**What you are asked to do:** Work through the listing below, copying each line that carries the word "shva".

Data extract Block Start

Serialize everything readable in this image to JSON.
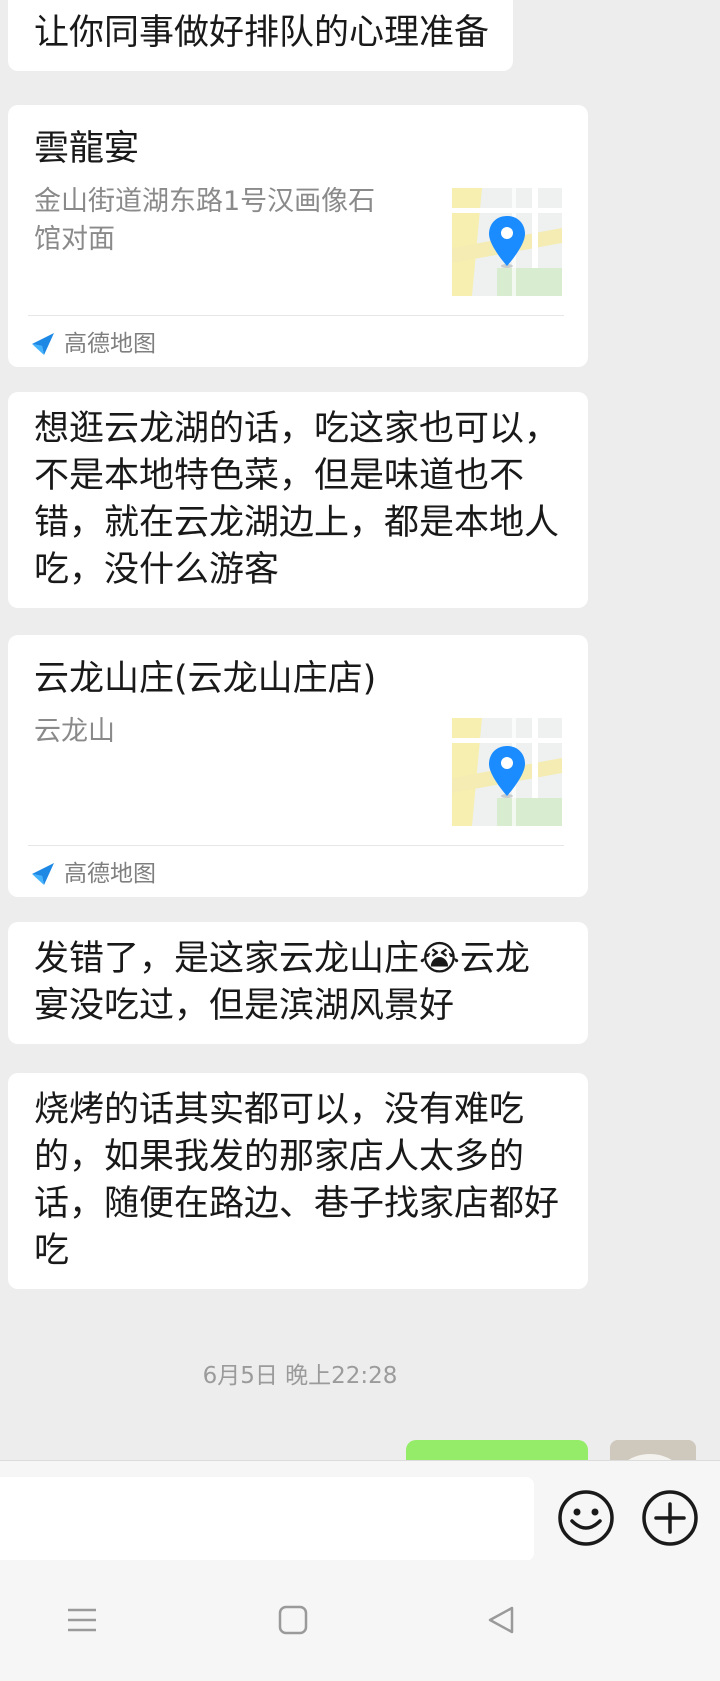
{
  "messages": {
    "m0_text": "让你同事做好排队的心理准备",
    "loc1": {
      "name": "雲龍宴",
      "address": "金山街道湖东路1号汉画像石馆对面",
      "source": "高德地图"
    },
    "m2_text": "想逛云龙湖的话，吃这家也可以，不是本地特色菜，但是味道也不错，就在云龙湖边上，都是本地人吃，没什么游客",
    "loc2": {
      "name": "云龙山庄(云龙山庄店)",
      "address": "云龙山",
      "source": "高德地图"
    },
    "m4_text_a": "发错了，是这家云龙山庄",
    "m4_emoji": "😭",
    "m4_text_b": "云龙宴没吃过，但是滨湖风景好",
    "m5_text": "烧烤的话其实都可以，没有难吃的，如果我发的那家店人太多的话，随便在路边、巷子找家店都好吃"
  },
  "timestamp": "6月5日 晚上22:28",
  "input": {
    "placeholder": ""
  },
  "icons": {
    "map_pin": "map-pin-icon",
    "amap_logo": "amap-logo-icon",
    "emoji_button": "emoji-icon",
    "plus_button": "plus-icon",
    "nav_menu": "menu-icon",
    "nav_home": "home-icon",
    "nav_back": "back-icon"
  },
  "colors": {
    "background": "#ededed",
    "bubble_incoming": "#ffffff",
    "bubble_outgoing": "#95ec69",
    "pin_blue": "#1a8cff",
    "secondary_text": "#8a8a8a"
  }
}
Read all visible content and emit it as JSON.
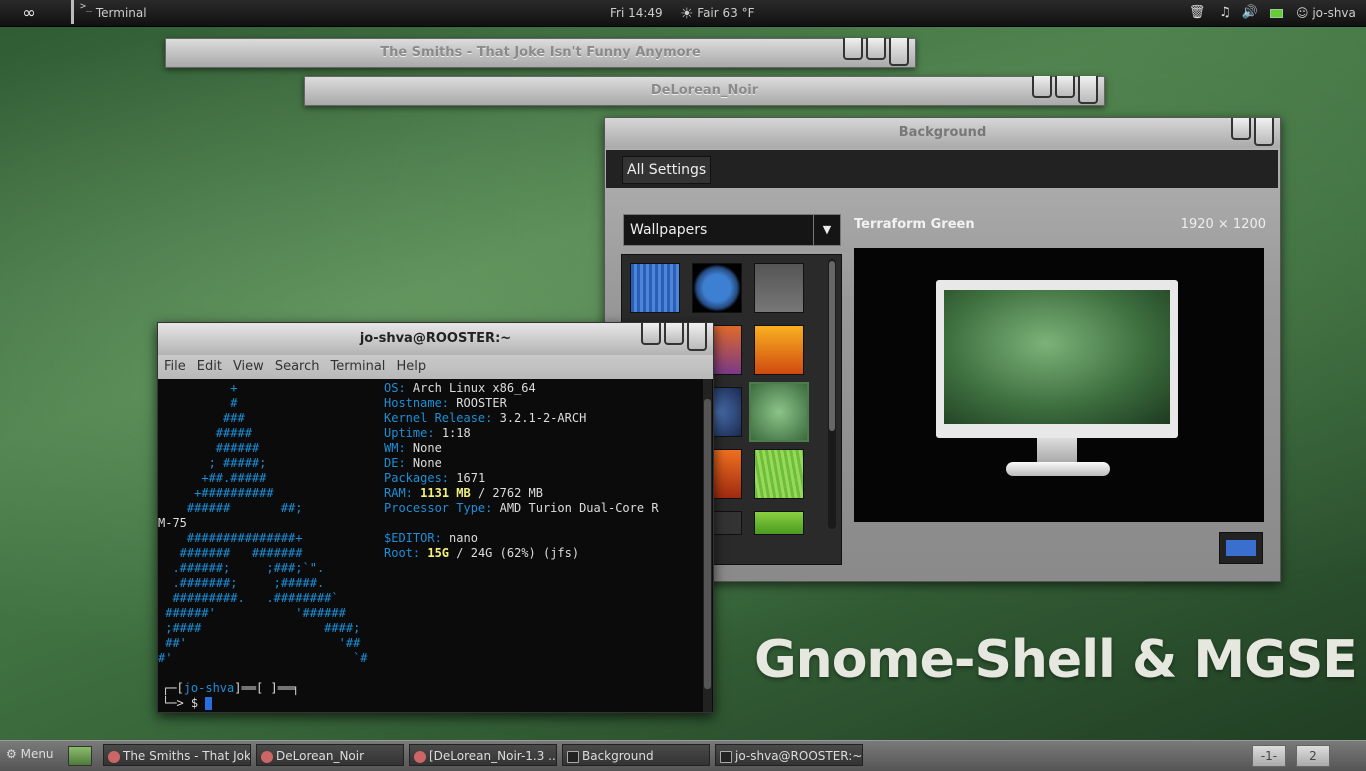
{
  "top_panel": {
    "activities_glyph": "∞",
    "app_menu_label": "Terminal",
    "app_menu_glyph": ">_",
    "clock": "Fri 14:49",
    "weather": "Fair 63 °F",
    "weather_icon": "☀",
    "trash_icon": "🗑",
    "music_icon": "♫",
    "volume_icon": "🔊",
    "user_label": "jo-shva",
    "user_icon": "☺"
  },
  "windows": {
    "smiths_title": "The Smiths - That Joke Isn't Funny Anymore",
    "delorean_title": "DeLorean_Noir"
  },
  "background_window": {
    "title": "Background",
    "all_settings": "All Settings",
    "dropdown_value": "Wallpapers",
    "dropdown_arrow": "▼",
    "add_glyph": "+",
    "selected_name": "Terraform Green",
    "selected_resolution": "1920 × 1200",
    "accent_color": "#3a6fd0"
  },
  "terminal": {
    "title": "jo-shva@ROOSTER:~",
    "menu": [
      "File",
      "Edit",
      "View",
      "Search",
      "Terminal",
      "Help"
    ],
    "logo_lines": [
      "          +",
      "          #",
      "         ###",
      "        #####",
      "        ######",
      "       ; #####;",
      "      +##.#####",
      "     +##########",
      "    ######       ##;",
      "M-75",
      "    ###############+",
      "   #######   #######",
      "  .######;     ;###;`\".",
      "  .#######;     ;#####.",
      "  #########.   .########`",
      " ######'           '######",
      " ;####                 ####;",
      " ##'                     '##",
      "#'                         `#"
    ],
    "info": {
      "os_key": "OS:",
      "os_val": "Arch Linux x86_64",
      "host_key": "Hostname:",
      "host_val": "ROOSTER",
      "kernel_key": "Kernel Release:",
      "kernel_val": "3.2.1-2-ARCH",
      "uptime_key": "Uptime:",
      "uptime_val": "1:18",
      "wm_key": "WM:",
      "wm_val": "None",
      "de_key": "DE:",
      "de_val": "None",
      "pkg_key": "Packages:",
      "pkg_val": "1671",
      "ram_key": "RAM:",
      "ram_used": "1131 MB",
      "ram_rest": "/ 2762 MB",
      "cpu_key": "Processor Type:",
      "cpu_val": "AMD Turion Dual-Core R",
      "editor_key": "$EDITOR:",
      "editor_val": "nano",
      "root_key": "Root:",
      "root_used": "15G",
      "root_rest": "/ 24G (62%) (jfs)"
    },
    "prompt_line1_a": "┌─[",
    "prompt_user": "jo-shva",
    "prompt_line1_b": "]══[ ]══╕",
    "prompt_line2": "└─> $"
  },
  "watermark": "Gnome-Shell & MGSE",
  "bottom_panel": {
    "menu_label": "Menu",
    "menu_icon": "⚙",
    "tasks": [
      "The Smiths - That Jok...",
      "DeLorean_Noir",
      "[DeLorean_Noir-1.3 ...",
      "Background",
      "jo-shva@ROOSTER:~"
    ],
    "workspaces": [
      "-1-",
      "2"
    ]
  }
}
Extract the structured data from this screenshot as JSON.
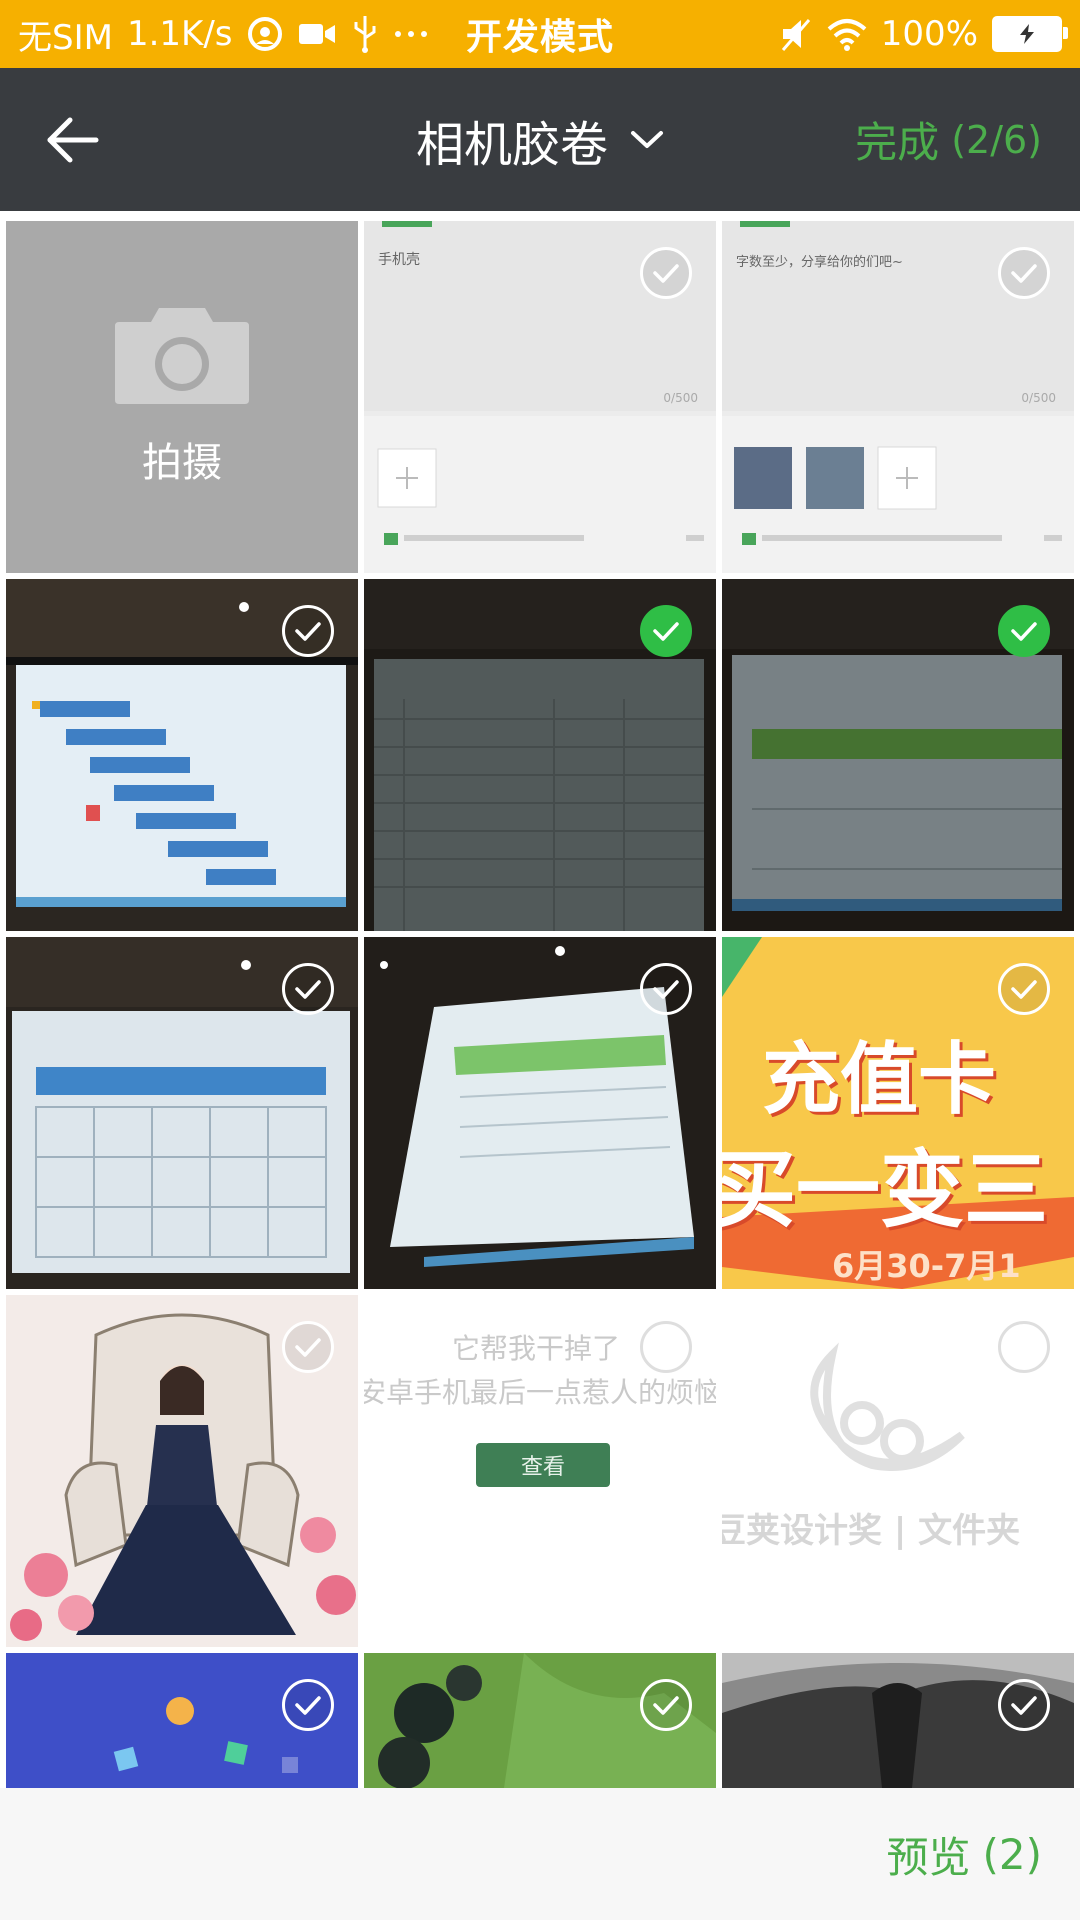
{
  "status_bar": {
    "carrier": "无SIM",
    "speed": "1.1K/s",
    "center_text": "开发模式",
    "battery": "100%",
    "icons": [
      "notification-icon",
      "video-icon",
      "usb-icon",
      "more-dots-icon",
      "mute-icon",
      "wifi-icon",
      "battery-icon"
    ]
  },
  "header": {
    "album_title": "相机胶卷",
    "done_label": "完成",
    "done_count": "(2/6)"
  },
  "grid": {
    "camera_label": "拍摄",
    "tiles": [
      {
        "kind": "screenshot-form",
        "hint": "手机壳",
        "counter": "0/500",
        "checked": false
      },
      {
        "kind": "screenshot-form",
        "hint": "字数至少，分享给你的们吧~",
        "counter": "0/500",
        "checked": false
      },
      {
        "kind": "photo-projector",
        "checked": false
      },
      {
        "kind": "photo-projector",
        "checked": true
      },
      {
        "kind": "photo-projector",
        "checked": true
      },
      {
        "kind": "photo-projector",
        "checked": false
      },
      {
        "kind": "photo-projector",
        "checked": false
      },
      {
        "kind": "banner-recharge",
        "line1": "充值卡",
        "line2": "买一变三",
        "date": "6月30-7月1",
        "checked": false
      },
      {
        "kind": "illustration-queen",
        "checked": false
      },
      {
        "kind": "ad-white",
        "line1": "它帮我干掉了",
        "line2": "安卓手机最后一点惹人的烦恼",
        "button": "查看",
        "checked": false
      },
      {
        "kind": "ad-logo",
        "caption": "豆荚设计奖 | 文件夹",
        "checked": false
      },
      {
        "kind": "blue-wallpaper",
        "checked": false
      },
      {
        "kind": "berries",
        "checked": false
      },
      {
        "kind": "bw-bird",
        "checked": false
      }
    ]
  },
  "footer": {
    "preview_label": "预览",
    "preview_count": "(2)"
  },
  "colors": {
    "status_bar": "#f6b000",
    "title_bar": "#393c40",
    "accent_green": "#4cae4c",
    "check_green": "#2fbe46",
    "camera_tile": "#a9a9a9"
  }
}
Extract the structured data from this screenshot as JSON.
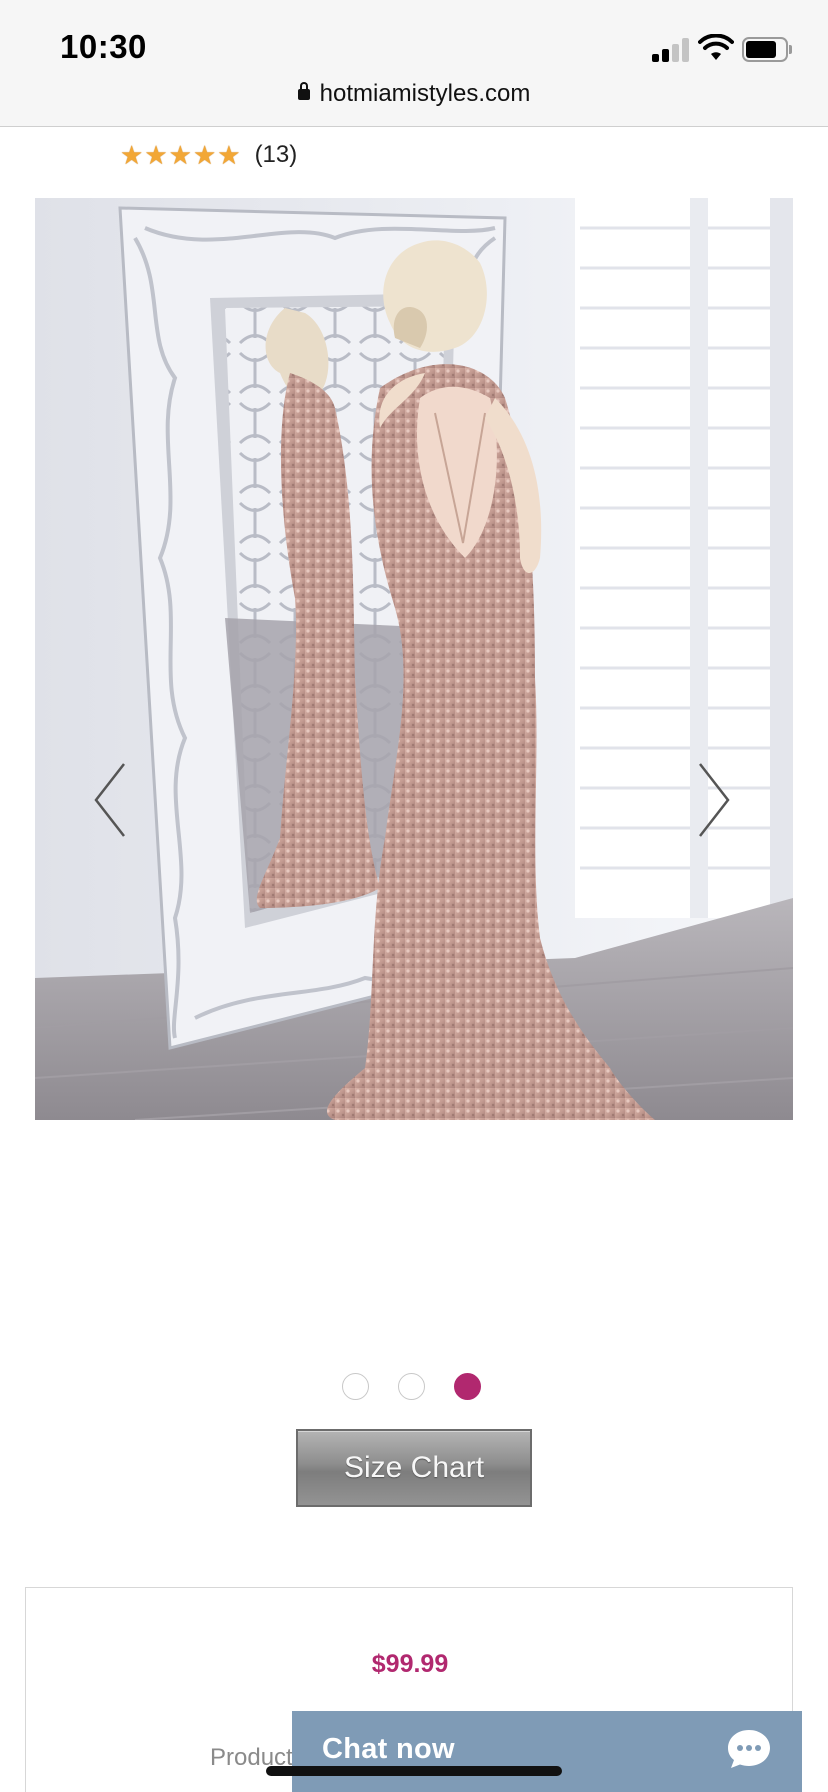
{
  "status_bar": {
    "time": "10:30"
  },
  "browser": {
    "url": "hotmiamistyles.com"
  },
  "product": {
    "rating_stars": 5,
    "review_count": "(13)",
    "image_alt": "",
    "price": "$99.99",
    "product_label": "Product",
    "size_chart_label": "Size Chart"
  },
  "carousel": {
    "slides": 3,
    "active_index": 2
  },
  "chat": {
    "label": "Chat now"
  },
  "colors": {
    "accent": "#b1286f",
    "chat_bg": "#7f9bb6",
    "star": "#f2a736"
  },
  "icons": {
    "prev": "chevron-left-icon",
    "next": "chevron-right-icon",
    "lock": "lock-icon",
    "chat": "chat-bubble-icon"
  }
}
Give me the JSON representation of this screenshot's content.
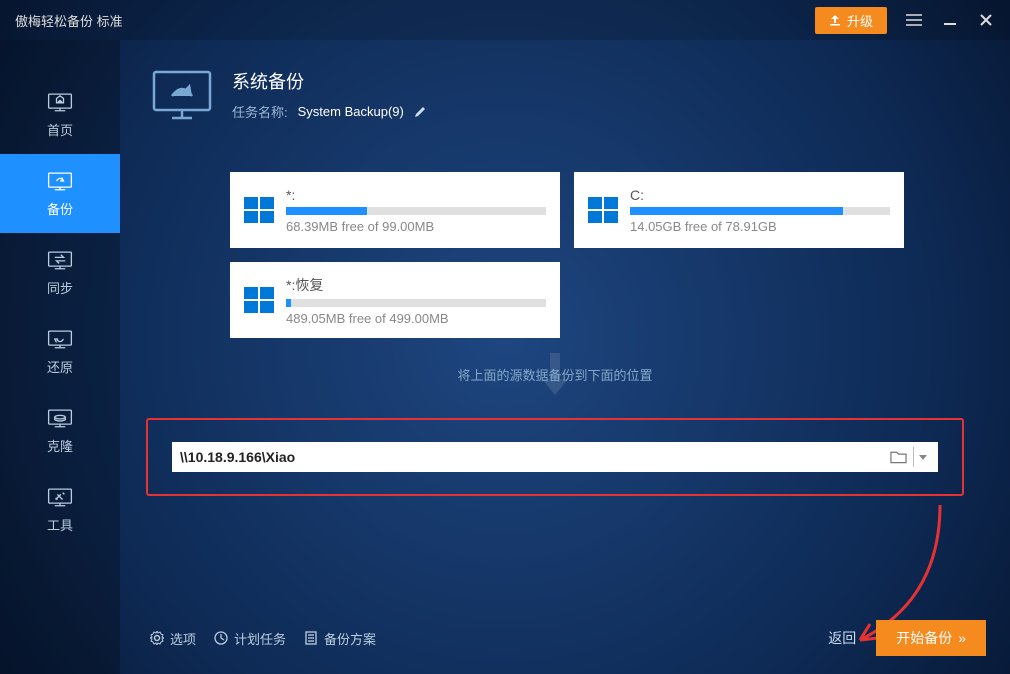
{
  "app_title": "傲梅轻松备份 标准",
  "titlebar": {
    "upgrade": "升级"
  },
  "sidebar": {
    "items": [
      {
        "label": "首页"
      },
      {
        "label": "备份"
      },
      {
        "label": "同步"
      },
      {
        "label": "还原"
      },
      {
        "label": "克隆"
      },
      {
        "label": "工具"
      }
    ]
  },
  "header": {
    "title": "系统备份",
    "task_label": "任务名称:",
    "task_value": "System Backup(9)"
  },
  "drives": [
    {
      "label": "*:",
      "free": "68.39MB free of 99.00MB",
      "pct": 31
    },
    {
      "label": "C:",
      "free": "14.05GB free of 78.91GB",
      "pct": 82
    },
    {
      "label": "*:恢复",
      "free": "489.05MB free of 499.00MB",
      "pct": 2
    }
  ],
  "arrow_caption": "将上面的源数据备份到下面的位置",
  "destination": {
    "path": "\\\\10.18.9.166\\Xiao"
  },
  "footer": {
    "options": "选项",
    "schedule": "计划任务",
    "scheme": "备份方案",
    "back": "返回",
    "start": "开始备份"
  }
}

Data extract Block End

**Task response:**
    "user_label": "jo-shva",
    "title": "jo-shva@ROOSTER:~",
    "prompt_user": "jo-shva",
      "jo-shva@ROOSTER:~"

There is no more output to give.